In these perilous times, having church services are becoming rarer and rarer.
Governments are enacting bans on social gatherings, with some making it a crime to have as few as 5 people together, and a wave of arrests for the non-compliant pastors has already begun, kick-started by yesterdays arrest of megachurch pastor Rodney Howard Brown, with many more to follow.
Most of Christendom is fully in support of the edict. Churches are closing left, right and center. From The ERLC Telling Churches They Have Close if Government Demands It, to Christianity Today Comparing Having Church Amid COVID-19 To Snake Handling, everywhere you look there is some religious leader blasting foolish churches for resisting the call to close up shop and take the show online.
We are not unsympathetic to Churches who feel they ought to do this for the protection and well being of their flocks. In fact, we have started a GoFundMe to acquire webcams for small churches to stream their services, and the response has been overwhelming and has shown much need. If you can give, we still need your help. We’ve also pleaded with readers to Stop Armchair Quarterbacking Church Cancelations, asking that grace be shown for those that do, and for those who do not.
But here we wanted to introduce to another way, where you don’t have to cancel Church or stream services online.

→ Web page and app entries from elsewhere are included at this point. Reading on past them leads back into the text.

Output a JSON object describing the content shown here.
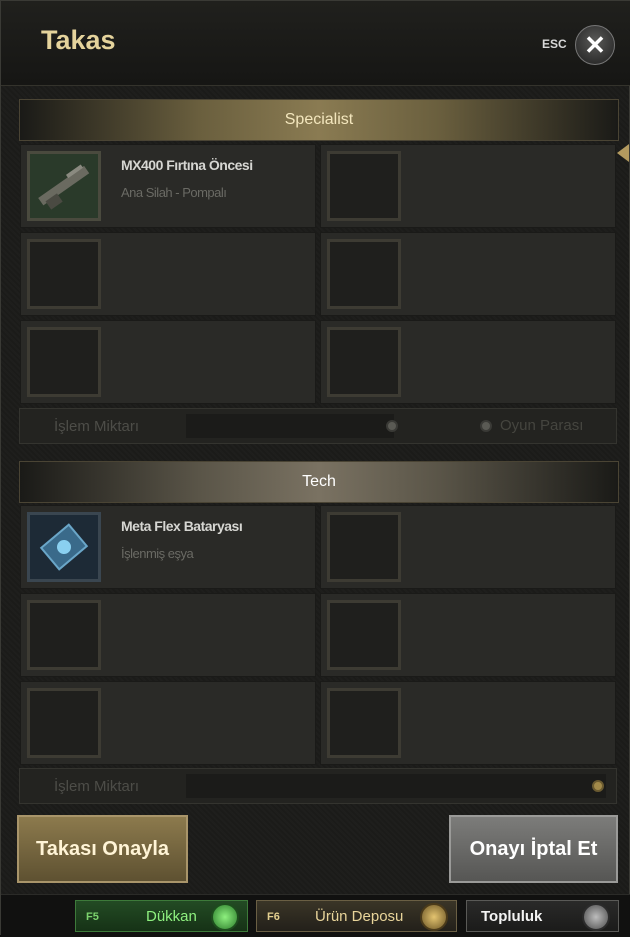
{
  "window": {
    "title": "Takas",
    "esc_label": "ESC",
    "close_glyph": "✕"
  },
  "sections": [
    {
      "title": "Specialist",
      "items": [
        {
          "name": "MX400 Fırtına Öncesi",
          "subtitle": "Ana Silah - Pompalı",
          "icon": "shotgun-icon"
        },
        {
          "name": "",
          "subtitle": "",
          "icon": ""
        },
        {
          "name": "",
          "subtitle": "",
          "icon": ""
        },
        {
          "name": "",
          "subtitle": "",
          "icon": ""
        },
        {
          "name": "",
          "subtitle": "",
          "icon": ""
        },
        {
          "name": "",
          "subtitle": "",
          "icon": ""
        }
      ],
      "quantity_label": "İşlem Miktarı",
      "currency_label": "Oyun Parası"
    },
    {
      "title": "Tech",
      "items": [
        {
          "name": "Meta Flex Bataryası",
          "subtitle": "İşlenmiş eşya",
          "icon": "battery-icon"
        },
        {
          "name": "",
          "subtitle": "",
          "icon": ""
        },
        {
          "name": "",
          "subtitle": "",
          "icon": ""
        },
        {
          "name": "",
          "subtitle": "",
          "icon": ""
        },
        {
          "name": "",
          "subtitle": "",
          "icon": ""
        },
        {
          "name": "",
          "subtitle": "",
          "icon": ""
        }
      ],
      "quantity_label": "İşlem Miktarı"
    }
  ],
  "buttons": {
    "confirm_label": "Takası Onayla",
    "cancel_label": "Onayı İptal Et"
  },
  "bottom_bar": {
    "shop": {
      "key": "F5",
      "label": "Dükkan",
      "icon": "shop-icon"
    },
    "depot": {
      "key": "F6",
      "label": "Ürün Deposu",
      "icon": "gem-icon"
    },
    "community": {
      "label": "Topluluk",
      "icon": "community-icon"
    }
  },
  "colors": {
    "title_gold": "#e5d39c",
    "confirm_button": "#8c7a4d",
    "cancel_button": "#7c7c7a",
    "shop_green": "#3d7a3a"
  }
}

In the latter article, Pastor Jordan Hall writes, “At Fellowship Baptist Church, we will not be closing our doors despite requests from state government leaders that groups of more than 50 people disband or President Trump’s request that groups of over ten people postpone their meetings. In the most simple terms possible, we reject the notion that any government instituted by men can overrule any government instituted by God. While we all strive to adhere to Romans 13 and 1 Peter 2 (both of which instruct us to obey our governing authorities), the traditional teachings on these passages iterate that government cannot overrule God.

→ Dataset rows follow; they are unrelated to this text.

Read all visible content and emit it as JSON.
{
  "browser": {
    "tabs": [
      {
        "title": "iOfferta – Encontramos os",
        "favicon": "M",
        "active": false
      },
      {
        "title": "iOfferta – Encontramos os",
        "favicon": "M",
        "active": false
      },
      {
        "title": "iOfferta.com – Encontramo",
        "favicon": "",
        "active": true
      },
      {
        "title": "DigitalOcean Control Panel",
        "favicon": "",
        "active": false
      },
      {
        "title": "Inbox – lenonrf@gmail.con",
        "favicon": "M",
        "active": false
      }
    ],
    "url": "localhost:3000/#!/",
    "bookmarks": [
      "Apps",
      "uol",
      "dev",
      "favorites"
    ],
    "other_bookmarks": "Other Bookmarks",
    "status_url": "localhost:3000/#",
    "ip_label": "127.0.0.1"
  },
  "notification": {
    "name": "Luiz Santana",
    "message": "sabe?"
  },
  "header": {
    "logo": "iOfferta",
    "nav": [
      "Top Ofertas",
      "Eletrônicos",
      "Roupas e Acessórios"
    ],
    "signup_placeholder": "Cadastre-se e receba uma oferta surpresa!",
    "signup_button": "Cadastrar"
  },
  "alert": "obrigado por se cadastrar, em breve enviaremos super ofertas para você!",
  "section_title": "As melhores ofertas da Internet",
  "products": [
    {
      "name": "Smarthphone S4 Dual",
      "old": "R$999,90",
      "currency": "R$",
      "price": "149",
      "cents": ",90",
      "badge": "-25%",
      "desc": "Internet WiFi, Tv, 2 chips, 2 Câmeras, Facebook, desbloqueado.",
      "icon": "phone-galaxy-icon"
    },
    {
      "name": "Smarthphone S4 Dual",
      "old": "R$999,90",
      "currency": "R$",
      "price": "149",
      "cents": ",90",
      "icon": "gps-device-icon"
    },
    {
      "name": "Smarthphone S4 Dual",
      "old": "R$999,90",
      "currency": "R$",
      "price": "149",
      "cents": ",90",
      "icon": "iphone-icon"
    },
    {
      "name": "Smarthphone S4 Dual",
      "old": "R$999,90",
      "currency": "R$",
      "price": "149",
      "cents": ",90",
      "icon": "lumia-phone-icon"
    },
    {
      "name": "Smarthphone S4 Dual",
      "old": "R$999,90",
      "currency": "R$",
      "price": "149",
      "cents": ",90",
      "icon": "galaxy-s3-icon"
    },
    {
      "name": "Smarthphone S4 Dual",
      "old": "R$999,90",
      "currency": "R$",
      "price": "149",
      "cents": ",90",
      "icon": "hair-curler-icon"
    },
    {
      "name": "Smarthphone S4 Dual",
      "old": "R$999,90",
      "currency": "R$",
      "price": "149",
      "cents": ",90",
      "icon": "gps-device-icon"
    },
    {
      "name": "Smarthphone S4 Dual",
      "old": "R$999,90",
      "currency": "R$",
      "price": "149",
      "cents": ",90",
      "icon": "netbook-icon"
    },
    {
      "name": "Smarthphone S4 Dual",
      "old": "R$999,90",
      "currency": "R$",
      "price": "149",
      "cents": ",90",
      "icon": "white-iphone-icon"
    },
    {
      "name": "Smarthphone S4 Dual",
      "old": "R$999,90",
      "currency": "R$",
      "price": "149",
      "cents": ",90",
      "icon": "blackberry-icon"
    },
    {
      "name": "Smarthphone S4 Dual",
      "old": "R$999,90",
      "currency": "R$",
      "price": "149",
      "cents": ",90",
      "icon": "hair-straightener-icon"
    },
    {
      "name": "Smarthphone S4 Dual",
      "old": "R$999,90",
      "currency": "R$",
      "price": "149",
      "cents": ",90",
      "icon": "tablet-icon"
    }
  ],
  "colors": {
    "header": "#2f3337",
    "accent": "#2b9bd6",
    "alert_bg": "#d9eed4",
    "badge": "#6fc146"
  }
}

He continues, “However, in a church that is entirely under the age of 60, our decision to remain open is easier. Along with a healthy and independent Montana attitude that doesn’t like being bossed around by things like microscopic viruses (or blizzards), our decision is next to common sense. Changing how we meet (spacially), changing how we observe communion, dispensing with our ‘greet time’ and no longer ‘passing the plate’ we pray will be enough.“
In relation to the Church service that FBC held on Sunday, Hall explains, “We did the song service in the lawn, but got back in their vehicles to hear the sermon over FM, then we brought communion to the curbside.”
Using these methods, a smaller church could purchase an FM transmitter for around 130$ that broadcasts on a specific FM station about 150 feet in all directions. The pastor preaches into a microphone and the sermon is piped into the cars and trucks, while the congregation stays together in their vehicles, creating no exposure. They can worship together, take communion, hear prayers for the sick, and not forsake the assembly of believers. And unlike the live-streamed services that will go out on the Lord’s day, this will actually be a church service. Even if you don’t have an Fm transmitter: you still have a microphone. And even if you don’t have a microphone, you have those vocal pipes which should be already seasoned by open -air preaching to give your flock the Word of God.
And it’s not just small churches who are able to take advantage of this model, even megachurches, such as Victory Church in Oklahoma have taken advantage of their resources, blasting worship and service to all congregants in the parking lot.
As far as happy mediums that balance all considerations, we believe this one is best suited, and out to be a serious consideration for anyone uncertain about which direction to go.
[Editor’s Note: This article was written by Dustin Germain, managing editor of Pulpit & Pen]